Soybeans | The rains in Argentina are leading soybeans lower today and January is testing the $10.20 support level. We are going to find out if this rally in Soybeans since the beginning of October is supply or demand driven. If the rally was a supply concern than the recent rains should take beans lower below $10. If this has been more of a demand rally since October then I expect $10.20 to hold. If we close below $10.20 and start to head south, major support does not come into play until $9.80. Stay tuned!
My gut feeling is we are in the midst of a demand rally and the market needs soybeans priced high enough to encourage as many US soybean acres as possible. This South American crop is far from being made and US exports remain strong. If $10.20 holds today in January and we bounce off support, I like getting long futures and using a short dated put instead of a stop.
As for November 2017 soybeans (new crop) – farmers who already bought put spreads on 5% to 20% of 2017 production should sit tight and see this out. Farmers who are not hedged are a little behind the 8 ball with the new rains in Argentina. Hopefully Jan Soybeans holds $10.20 and November holds $10.10. If so we should get a chance to price in some hedges before the January USDA reports.

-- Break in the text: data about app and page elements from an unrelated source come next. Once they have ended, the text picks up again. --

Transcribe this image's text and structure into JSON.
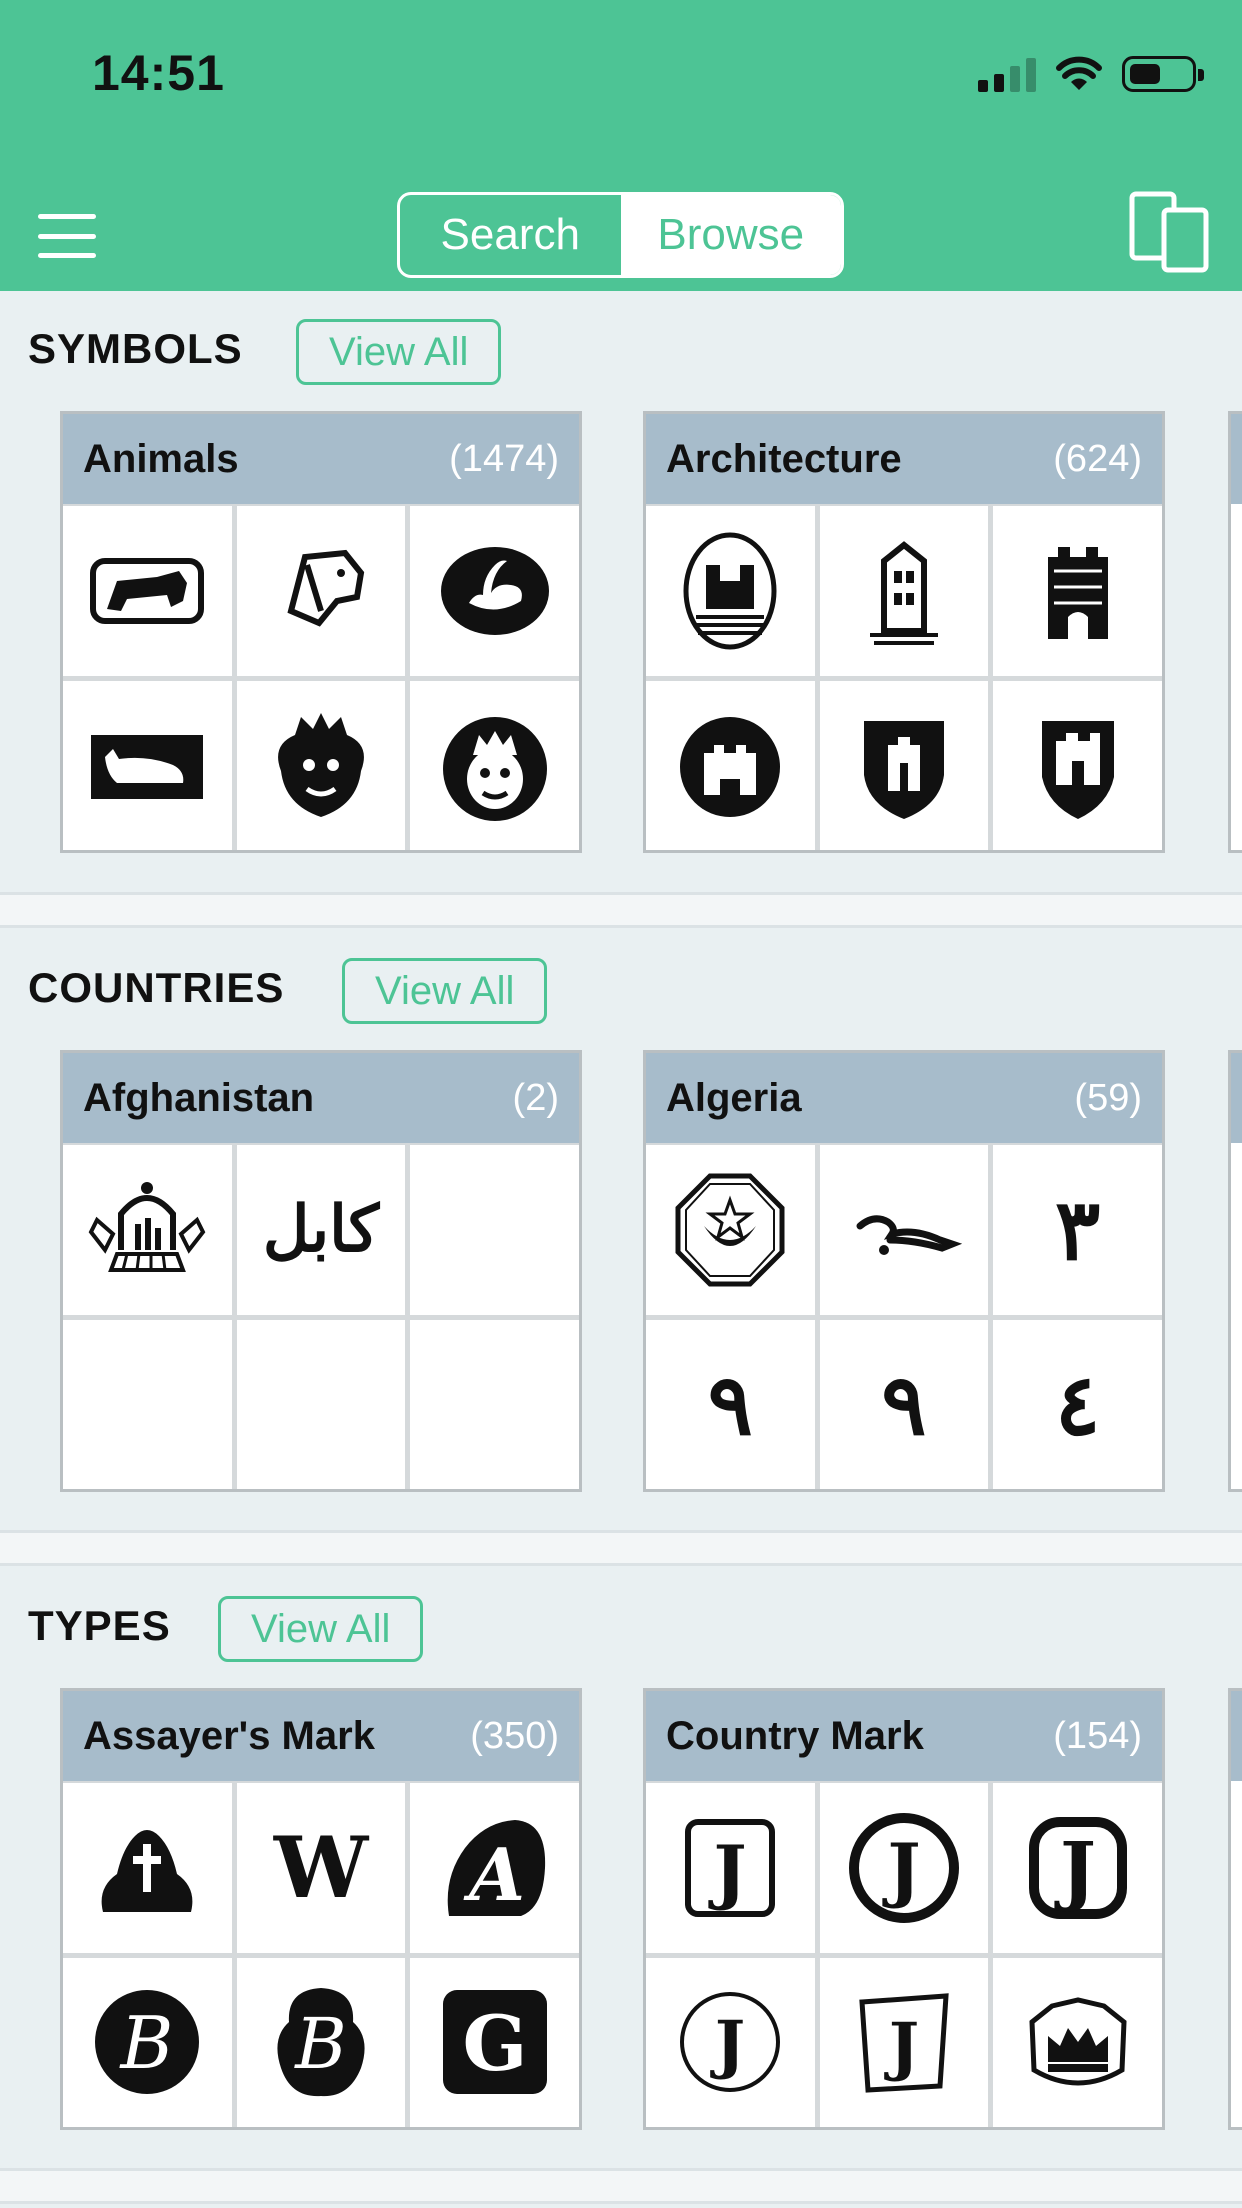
{
  "status": {
    "time": "14:51"
  },
  "header": {
    "segments": {
      "search_label": "Search",
      "browse_label": "Browse"
    }
  },
  "sections": [
    {
      "title": "SYMBOLS",
      "view_all": "View All",
      "cards": [
        {
          "name": "Animals",
          "count": "(1474)",
          "marks": [
            "lion-mark",
            "dog-head-mark",
            "swan-mark",
            "cat-mark",
            "crowned-lion-mark",
            "crowned-lion-head-mark"
          ]
        },
        {
          "name": "Architecture",
          "count": "(624)",
          "marks": [
            "towers-oval-mark",
            "building-mark",
            "castle-tower-mark",
            "castle-round-mark",
            "castle-shield-mark",
            "castle-shield-mark"
          ]
        }
      ]
    },
    {
      "title": "COUNTRIES",
      "view_all": "View All",
      "cards": [
        {
          "name": "Afghanistan",
          "count": "(2)",
          "marks": [
            "mosque-emblem-mark",
            "kabul-script-mark",
            "",
            "",
            "",
            ""
          ],
          "script_text": "كابل"
        },
        {
          "name": "Algeria",
          "count": "(59)",
          "marks": [
            "star-crescent-mark",
            "arabic-script-mark",
            "arabic-numeral-mark",
            "arabic-numeral-mark",
            "arabic-numeral-mark",
            "arabic-numeral-mark"
          ],
          "glyphs": [
            "",
            "~",
            "٣",
            "٩",
            "٩",
            "٤"
          ]
        }
      ]
    },
    {
      "title": "TYPES",
      "view_all": "View All",
      "cards": [
        {
          "name": "Assayer's Mark",
          "count": "(350)",
          "marks": [
            "cross-mark",
            "w-mark",
            "a-mark",
            "b-mark",
            "b-mark",
            "g-mark"
          ],
          "glyphs": [
            "",
            "W",
            "A",
            "B",
            "B",
            "G"
          ]
        },
        {
          "name": "Country Mark",
          "count": "(154)",
          "marks": [
            "j-mark",
            "j-mark",
            "j-mark",
            "j-mark",
            "j-mark",
            "crown-mark"
          ],
          "glyphs": [
            "J",
            "J",
            "J",
            "J",
            "J",
            ""
          ]
        }
      ]
    }
  ],
  "icons": {
    "menu": "hamburger-menu-icon",
    "device": "device-toggle-icon",
    "signal": "cellular-signal-icon",
    "wifi": "wifi-icon",
    "battery": "battery-icon"
  },
  "colors": {
    "accent": "#4dc495",
    "card_header": "#a7bccb",
    "background": "#e9f0f2"
  }
}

Cotton | March Cotton is breaking down today and we could be seeing the start of a reversal in trend. Cotton has been in a bull market since March. First we due to a spring/summer rally brought on by unfavorable weather. The second leg of the rally was due to the slow harvest of cotton in Texas (there is more cotton grown in the state of TX than all other US states combined). The slow harvest delayed the availability of deliverable grade cotton for the December new crop contract. Now that the industry is back on track it looks like we will have a good crop of cotton and we will have enough cotton for the March contract.
I like puts spread in the near months and I like selling the futures outright. A close today in March Cotton below 70 cents should also be signal for technical programs to either liquidate longs or initiate shorts. Managed money is estimated to be long 80K cotton contracts and a strong break below this trend line could cause a lot of long liquidation from the funds.
KC Wheat vs Chicago Wheat | The weather this weekend was not good for Hard Red Winter (HRW) wheat, also known as Kansas City Wheat. Some reports this morning thing the extreme cold temperatures likely caused some damage to about half of the US HRW wheat crop. We are long KC over Chicago in the July contracts from +2 cents (KC trading 2 cents over Chicago). We are now around $4.50 cents. A combination of an average soft red winter (SRW) wheat crop, aka Chicago wheat, and damage to the HRW crop (KC wheat) could eventually send this spread to +25 cents. KC wheat typically trades 30 cents to 60 cents over Chicago but has been trading about even (or lower) for over a year due to a lack of deliverable grade SRW wheat for the Chicago contract. We feel this imbalance in the wheat market will finally sort itself out with the new crop for winter wheat (July is the first new crop contract month for winter wheat).
July KC vs July Chicago Wheat
Try Turner’s Take Market Alert – for 30 Days
Turner’s Take Market Alert – Trial - Turner’s Take Market Alert includes Daily Updates and an Intraday Trade Recommendation service for Daniels Trading clients.
This material is conveyed as a solicitation for entering into a derivatives transaction.
This material has been prepared by a Daniels Trading broker who provides research market commentary and trade recommendations as part of his or her solicitation for accounts and solicitation for trades; however, Daniels Trading does not maintain a research department as defined in CFTC Rule 1.71. Daniels Trading, its principals, brokers and employees may trade in derivatives for their own accounts or for the accounts of others. Due to various factors (such as risk tolerance, margin requirements, trading objectives, short term vs. long term strategies, technical vs. fundamental market analysis, and other factors) such trading may result in the initiation or liquidation of positions that are different from or contrary to the opinions and recommendations contained therein.
Past performance is not necessarily indicative of future performance. The risk of loss in trading futures contracts or commodity options can be substantial, and therefore investors should understand the risks involved in taking leveraged positions and must assume responsibility for the risks associated with such investments and for their results.
Trade recommendations and profit/loss calculations may not include commissions and fees. Please consult your broker for details based on your trading arrangement and commission setup.
You should carefully consider whether such trading is suitable for you in light of your circumstances and financial resources. You should read the "risk disclosure" webpage accessed at www.DanielsTrading.com at the bottom of the homepage. Daniels Trading is not affiliated with nor does it endorse any third-party trading system, newsletter or other similar service. Daniels Trading does not guarantee or verify any performance claims made by such systems or service.